== Exercise directions ==
Every record, from the first line to the last, needs to be given again exactly.

== Records shown ==
▼

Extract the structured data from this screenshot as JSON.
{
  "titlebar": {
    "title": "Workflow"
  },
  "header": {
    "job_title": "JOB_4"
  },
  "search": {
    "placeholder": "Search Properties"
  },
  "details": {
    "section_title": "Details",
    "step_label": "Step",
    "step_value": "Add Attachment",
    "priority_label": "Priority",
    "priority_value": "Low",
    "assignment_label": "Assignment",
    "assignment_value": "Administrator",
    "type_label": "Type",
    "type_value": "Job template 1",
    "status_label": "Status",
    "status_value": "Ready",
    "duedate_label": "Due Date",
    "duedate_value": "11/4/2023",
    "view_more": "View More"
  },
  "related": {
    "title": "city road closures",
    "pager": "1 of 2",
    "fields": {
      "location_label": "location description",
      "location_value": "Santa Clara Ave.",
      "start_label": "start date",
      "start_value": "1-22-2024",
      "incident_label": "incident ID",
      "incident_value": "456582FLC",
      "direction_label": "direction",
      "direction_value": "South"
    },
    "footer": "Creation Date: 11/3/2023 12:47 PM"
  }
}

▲

== Problem solution ==
Extract the structured data from this screenshot as JSON.
{
  "titlebar": {
    "title": "Workflow"
  },
  "header": {
    "job_title": "JOB_4"
  },
  "search": {
    "placeholder": "Search Properties"
  },
  "details": {
    "section_title": "Details",
    "step_label": "Step",
    "step_value": "Add Attachment",
    "priority_label": "Priority",
    "priority_value": "Low",
    "assignment_label": "Assignment",
    "assignment_value": "Administrator",
    "type_label": "Type",
    "type_value": "Job template 1",
    "status_label": "Status",
    "status_value": "Ready",
    "duedate_label": "Due Date",
    "duedate_value": "11/4/2023",
    "view_more": "View More"
  },
  "related": {
    "title": "city road closures",
    "pager": "1 of 2",
    "fields": {
      "location_label": "location description",
      "location_value": "Santa Clara Ave.",
      "start_label": "start date",
      "start_value": "1-22-2024",
      "incident_label": "incident ID",
      "incident_value": "456582FLC",
      "direction_label": "direction",
      "direction_value": "South"
    },
    "footer": "Creation Date: 11/3/2023 12:47 PM"
  }
}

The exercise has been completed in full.